NEW YORK — The cybersecurity attack at MGM Resorts last month is expected to cost the casino giant more than $100 million, the Las Vegas-based company said in a Thursday regulatory filing.
The attack, which was detected on Sept. 10, led to MGM shutting down some casino and hotel computer systems at properties across the U.S. in efforts to protect data.
MGM said reservations and casino floors in Las Vegas and other states were affected — as customers shared stories on social media about not being able to make credit card transactions, obtain money from cash machines or enter hotel rooms. The company announced the end its 10-day computer shutdown on Sept. 20.
“While we experienced disruptions at some of our properties, operations at our affected properties have returned to normal, and the vast majority of our systems have been restored,” MGM CEO Bill Hornbuckle said in a Thursday letter to customers. “We also believe that this attack is contained.”
Hornbuckle added that no customer bank account numbers or payment card information was compromised in the incident. But hackers stole other personal information — including names, contact information, driver’s license numbers, Social Security numbers and passport numbers belonging to some customers who did business with MGM prior to March of 2019, he said.
MGM has “no evidence” that the hackers and criminal actors have used this data to commit account fraud or identity theft Hornbuckel said, noting that the company will also reach out to impacted consumers via email and offer free identity protection and credit monitoring services. “We regret this outcome and sincerely apologize to those impacted,” he added.
In Thursday’s filing with the Securities and Exchange Commission, MGM said it believes that September’s cybersecurity attack will have a negative impact on its third-quarter financial results, particularly in Las Vegas — but minimal impact in the fourth quarter and operational results for the year.
In addition to the estimated $100 million loss on adjusted property earnings before interest, taxes, depreciation, amortization and rent for its Las Vegas Strip resorts and other regional operations, MGM expects to incur charges totaling less than $10 million covering one-time expenses like legal fees and technology consulting.
MGM wasn’t the only casino giant to see a cybersecurity breach last month. Caesars Entertainment disclosed that it was hit by a cyberattack Sept. 7. The Reno-based company said that its casino and online operations were not disrupted.

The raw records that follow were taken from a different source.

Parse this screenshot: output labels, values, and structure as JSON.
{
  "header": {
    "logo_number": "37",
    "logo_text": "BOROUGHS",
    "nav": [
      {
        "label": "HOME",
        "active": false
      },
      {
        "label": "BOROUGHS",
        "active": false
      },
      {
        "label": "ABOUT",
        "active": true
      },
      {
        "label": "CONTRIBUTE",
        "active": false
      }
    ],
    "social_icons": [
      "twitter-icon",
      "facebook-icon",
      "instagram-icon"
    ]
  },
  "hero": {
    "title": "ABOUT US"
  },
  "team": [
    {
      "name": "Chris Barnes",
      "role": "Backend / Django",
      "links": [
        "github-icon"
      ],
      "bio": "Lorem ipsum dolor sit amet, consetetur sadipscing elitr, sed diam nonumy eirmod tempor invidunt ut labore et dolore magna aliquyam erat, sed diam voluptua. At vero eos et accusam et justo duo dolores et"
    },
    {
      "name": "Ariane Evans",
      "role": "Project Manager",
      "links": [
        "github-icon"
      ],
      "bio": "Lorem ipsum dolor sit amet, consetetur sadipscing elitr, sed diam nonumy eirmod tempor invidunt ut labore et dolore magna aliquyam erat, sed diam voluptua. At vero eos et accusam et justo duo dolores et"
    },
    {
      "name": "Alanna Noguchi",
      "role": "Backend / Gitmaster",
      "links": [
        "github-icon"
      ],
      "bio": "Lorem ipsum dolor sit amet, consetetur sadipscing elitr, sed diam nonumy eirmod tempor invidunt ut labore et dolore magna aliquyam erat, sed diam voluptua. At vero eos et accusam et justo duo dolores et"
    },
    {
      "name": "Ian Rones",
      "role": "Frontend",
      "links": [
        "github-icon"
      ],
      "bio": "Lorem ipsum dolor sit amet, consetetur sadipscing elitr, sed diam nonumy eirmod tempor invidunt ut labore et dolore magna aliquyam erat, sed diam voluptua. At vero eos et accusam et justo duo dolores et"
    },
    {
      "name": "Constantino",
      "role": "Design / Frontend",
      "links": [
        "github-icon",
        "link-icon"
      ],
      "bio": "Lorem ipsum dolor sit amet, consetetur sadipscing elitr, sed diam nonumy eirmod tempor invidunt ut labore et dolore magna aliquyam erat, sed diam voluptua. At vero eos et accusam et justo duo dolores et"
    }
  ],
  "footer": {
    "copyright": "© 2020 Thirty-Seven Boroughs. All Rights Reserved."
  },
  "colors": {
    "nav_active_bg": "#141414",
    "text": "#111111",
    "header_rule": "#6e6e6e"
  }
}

Caesars was widely reported to have paid $15 million of a $30 million ransom sought by a group called Scattered Spider for a promise to secure the data. According to a Thursday report from The Wall Street Journal, which cited a unnamed person familiar with the matter, MGM refused to pay hackers’ September ransom demand.
Beyond the casino world, Clorox also disclosed a cybersecurity attack recently — noting the company identified “unauthorized activity” on some of IT systems back in August. The maker of bleach and other household products says the attack has caused wide-scale disruption of operations, including notable product shortages and order processing delays.
In a Wednesday announcement, Clorox said that its net sales are expected to fall between 23% and 28% for the first quarter of 2024.
AP Reporters Ken Ritter and Rio Yamat in Las Vegas contributed to this report.